Want another example of how a Zero Trust strategy can fix healthcare’s security problems? According to a recent study by Accenture, 18% of healthcare workers polled said they would be willing to sell PII to unauthorized parties if the price were right. Moreover, “accidental insiders”, i.e., well-meaning employees who fall prey to outside attacks, can expose data without meaning to. Such scenarios are made all but impossible in a Zero Trust environment as workers cannot access data that’s outside the exact scope of their needs.
Putting it all Together
So Zero Trust is the answer to re-establishing security in healthcare. But in order to create that strategy, you need the right set of solutions to implement it. A Software Defined Perimeter solution (SDP) is one of the primary ways to start your journey towards Zero Trust. Following the tenets of Zero Trust, using SDP to provision access to resources and applications means that no one is granted access until they have been authorized. It also tracks user behavior to rout out insider threats before they can do damage. And with cloud-based and on prem deployment options, even the most risk-averse organizations can make use of SDP.
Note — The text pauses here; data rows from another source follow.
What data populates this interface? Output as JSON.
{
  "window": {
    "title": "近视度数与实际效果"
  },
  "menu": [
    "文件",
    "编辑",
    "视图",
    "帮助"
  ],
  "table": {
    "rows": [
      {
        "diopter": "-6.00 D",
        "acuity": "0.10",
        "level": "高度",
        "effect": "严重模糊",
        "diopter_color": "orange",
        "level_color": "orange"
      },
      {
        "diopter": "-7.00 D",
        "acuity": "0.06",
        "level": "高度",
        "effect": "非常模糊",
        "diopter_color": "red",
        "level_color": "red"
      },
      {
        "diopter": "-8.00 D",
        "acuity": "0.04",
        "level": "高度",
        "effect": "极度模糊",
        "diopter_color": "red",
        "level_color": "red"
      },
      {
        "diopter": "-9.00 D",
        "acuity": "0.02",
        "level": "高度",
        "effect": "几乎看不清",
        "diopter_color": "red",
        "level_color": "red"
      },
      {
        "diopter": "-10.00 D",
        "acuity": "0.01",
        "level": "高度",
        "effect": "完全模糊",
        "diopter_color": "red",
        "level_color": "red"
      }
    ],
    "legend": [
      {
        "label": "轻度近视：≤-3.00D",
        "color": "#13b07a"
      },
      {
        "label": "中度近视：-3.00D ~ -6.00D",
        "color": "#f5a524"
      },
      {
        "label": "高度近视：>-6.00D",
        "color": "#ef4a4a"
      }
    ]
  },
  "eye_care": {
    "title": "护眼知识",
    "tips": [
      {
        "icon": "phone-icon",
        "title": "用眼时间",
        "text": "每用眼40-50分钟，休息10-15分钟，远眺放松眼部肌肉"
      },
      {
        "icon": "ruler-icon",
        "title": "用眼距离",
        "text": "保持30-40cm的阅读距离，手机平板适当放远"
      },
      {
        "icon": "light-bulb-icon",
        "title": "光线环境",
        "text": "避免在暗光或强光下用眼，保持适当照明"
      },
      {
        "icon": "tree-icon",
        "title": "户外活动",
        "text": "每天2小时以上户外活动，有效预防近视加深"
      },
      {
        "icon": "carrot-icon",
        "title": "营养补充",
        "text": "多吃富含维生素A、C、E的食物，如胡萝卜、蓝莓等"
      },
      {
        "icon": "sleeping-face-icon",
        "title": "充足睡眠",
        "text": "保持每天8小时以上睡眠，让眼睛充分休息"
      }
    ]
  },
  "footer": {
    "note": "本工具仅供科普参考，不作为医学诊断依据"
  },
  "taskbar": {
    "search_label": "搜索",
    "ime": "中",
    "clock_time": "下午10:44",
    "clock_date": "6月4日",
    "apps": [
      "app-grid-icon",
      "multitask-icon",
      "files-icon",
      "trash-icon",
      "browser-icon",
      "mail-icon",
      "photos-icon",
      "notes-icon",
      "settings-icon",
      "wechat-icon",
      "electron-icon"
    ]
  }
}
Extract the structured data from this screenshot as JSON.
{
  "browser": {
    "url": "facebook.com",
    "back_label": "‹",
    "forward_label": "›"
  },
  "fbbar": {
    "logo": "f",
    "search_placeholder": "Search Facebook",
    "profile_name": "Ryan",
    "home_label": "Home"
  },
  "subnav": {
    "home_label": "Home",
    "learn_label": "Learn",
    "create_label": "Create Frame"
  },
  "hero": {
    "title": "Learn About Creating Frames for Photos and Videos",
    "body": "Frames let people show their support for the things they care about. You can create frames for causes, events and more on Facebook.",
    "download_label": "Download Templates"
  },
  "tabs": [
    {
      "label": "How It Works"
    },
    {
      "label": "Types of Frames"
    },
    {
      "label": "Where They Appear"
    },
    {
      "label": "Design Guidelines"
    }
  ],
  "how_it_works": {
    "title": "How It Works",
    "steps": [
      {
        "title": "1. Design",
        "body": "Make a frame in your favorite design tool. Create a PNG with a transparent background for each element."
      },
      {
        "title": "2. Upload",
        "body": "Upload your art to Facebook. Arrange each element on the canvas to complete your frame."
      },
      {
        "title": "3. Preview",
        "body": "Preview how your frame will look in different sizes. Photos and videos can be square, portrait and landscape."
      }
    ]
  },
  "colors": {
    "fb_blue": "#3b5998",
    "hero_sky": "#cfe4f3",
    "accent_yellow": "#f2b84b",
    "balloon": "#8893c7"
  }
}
The “trust but verify” security model is dead. More than that, it survived long enough to do untold amounts of damage which we’re still reeling from today. Zero Trust is the way forward—in security at large and in health care in particular.